Without including any pictures, reproduce the full listing exactly.

§ §

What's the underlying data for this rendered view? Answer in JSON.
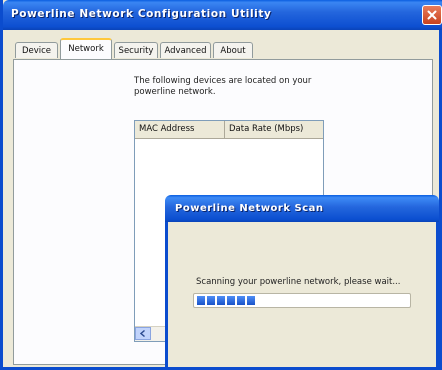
{
  "window": {
    "title": "Powerline Network Configuration Utility",
    "close_icon": "close-icon"
  },
  "tabs": [
    {
      "label": "Device",
      "active": false
    },
    {
      "label": "Network",
      "active": true
    },
    {
      "label": "Security",
      "active": false
    },
    {
      "label": "Advanced",
      "active": false
    },
    {
      "label": "About",
      "active": false
    }
  ],
  "network": {
    "description": "The following devices are located on your powerline network.",
    "columns": [
      "MAC Address",
      "Data Rate (Mbps)"
    ],
    "rows": []
  },
  "scan_dialog": {
    "title": "Powerline Network Scan",
    "message": "Scanning your powerline network, please wait...",
    "progress_fraction": 0.28,
    "progress_color": "#2e6fe6"
  },
  "colors": {
    "titlebar": "#0b4cce",
    "window_bg": "#ece9d8"
  }
}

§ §

# PROBLEM SOLUTION
What's the underlying data for this rendered view? Answer in JSON.
{
  "window": {
    "title": "Powerline Network Configuration Utility",
    "close_icon": "close-icon"
  },
  "tabs": [
    {
      "label": "Device",
      "active": false
    },
    {
      "label": "Network",
      "active": true
    },
    {
      "label": "Security",
      "active": false
    },
    {
      "label": "Advanced",
      "active": false
    },
    {
      "label": "About",
      "active": false
    }
  ],
  "network": {
    "description": "The following devices are located on your powerline network.",
    "columns": [
      "MAC Address",
      "Data Rate (Mbps)"
    ],
    "rows": []
  },
  "scan_dialog": {
    "title": "Powerline Network Scan",
    "message": "Scanning your powerline network, please wait...",
    "progress_fraction": 0.28,
    "progress_color": "#2e6fe6"
  },
  "colors": {
    "titlebar": "#0b4cce",
    "window_bg": "#ece9d8"
  }
}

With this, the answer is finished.